Reducing National Socialism’s appeal to mere emotional power, although that is important, will certainly puzzle progressive racialists and evolutionary humanists.  In the same vein, Cioran occasionally expresses sympathy for communism, because of that ideology’s ability to inspire belief. There is something irresponsible in all this. And yet, living in an order of rot and incoherence, we can only share in Cioran’s hope: “We have no other mission than to work for the intensification of the process of fatal collapse” (51).
One wonders how Cioran’s disenchantment with Hitlerian Germany occurred. The fact that he wrote his conversion note On France  in 1941, before the major reversals for the Axis, is certainly intriguing.
Cioran’s comments on Romania’s ineptitude are striking and sadly well in line with the current state of the Balkans. Cioran hailed from Transylvania, which though having a Romanian majority, had significant Saxon and Hungarian minorities and a tradition of Austro-Hungarian government. Cioran contrasts the stolid Saxons with the erratic Romanians, the staid Transylvanian “citizens” with the corrupt “patriots” of the old-Romanian provinces (Wallachia, Moldova). So while he rejected any idea of Romania becoming merely a respectable, prosperous “Switzerland,” Cioran also desired some good old-fashioned (bourgeois?) competence. He indeed calls Transylvania “Romania’s Prussia.”
To this day, besides Bucharest, the wealthier and more functional parts of the country are to be found in Transylvania. In the 2014 presidential elections, there was an eerie overlap  between the vote for the liberal-conservative candidate Klaus Iohannes and the historical boundaries of Austria-Hungary.
What I find most stimulating in Cioran is his dialectic between his concerns as a pure intellectual – lucidity, the vanity of things, universal truth – and his recognition of and desire for the intoxicating needs of Life: belief, action in the here-and-now, ruthlessness, and passion. Cioran writes:
The oscillation between preoccupations that could not be further from current events and the need to adopt, within the historical process, an immediate attitude, produces, in the mind of certain contemporary intellectuals, a strange frenzy, a constant irritation, and an exasperating tension. (117)
I was shocked to encounter the following passage and yet the thought had also occurred to me:
In Germany, I began to study Buddhism in order not to be intoxicated or contaminated with Hitlerism. But my meditation on the void brought me to understand, by the contrast, Hitlerism better than did any ideological book. Immediate positivity and the terror of temporal decision, the total lack of transcendence of politics, but especially the bowing before the merciless empire of becoming, all these grow in a dictatorship to the point of exasperation. A suffocating rhythm, alternating with a megalomaniacal breath, gives it a particular psychology. The profile of dictatorship is a monumental chiaroscuro. (233-34)

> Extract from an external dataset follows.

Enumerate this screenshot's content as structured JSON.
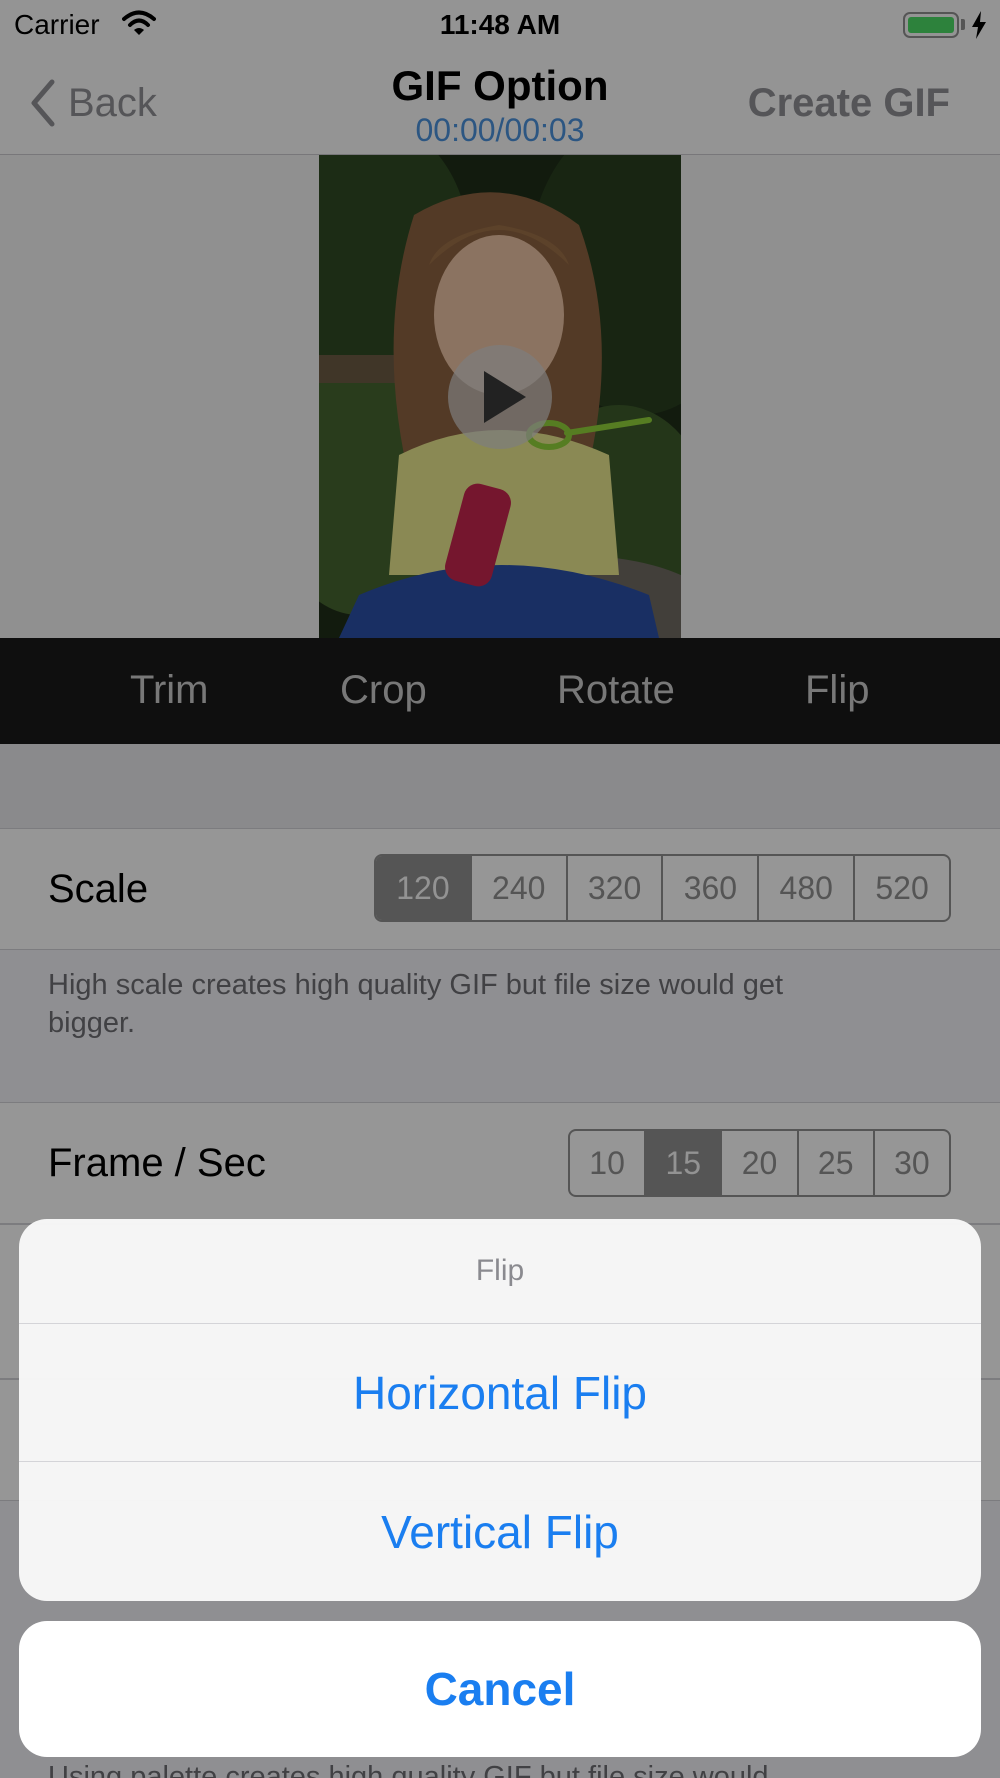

Nature, ‘red in tooth and claw,’ and the inevitable void: a fertile dialectic, from which we may hope Life with prevail.
  E.g. Cioran observes that fears surrounding Hungary’s ambition to reconquer Transylvania from Romania only existed due to Romania’s own internal political weakness: “[There is an] unacceptable illusion among us according to which foreign relations could compensate for an internal deficiency, whereas in fact the value of these relations depends, at bottom, on our inner strength” (171). A classic Hitlerian point.
  Elsewhere, Cioran denounces, in the name of a lucid Realpolitik, overdependence on the unreliable alliance with France and sympathy for the “Latin sister nation” Italy, which was then supporting Hungary: “Concerning affinities of blood and race, who knows how many illusions are not hidden in such beliefs?” (172). Certainly, people have often confused linguistic proximity with actual blood kinship.